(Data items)
* * *

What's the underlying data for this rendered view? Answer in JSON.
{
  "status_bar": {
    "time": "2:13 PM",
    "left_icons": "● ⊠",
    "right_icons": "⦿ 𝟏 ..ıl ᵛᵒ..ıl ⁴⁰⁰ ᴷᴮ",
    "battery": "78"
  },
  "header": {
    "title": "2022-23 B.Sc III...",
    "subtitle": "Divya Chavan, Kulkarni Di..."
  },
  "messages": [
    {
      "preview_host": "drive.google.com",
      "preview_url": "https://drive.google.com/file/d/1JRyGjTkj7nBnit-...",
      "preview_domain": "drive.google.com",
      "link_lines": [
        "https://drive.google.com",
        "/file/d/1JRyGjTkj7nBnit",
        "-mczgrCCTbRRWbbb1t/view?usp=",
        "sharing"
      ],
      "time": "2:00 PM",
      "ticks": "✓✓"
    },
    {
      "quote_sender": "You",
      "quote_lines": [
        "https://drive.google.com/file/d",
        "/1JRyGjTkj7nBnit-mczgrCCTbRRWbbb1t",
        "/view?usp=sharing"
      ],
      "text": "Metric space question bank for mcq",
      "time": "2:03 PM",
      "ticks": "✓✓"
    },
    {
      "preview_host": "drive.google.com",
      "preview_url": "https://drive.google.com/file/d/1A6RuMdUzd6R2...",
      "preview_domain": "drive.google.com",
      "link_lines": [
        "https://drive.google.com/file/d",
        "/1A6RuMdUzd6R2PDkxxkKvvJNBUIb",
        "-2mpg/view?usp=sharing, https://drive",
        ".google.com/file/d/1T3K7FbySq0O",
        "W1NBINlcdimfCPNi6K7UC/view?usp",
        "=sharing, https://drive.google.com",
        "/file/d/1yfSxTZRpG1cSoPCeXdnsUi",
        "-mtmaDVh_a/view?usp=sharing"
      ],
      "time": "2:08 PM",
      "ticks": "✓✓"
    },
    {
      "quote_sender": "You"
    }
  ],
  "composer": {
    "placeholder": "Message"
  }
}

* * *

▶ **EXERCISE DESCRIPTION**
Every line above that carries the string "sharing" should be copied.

▶ **RESULT**
        "sharing"
        "/view?usp=sharing"
        "-2mpg/view?usp=sharing, https://drive",
        "=sharing, https://drive.google.com",
        "-mtmaDVh_a/view?usp=sharing"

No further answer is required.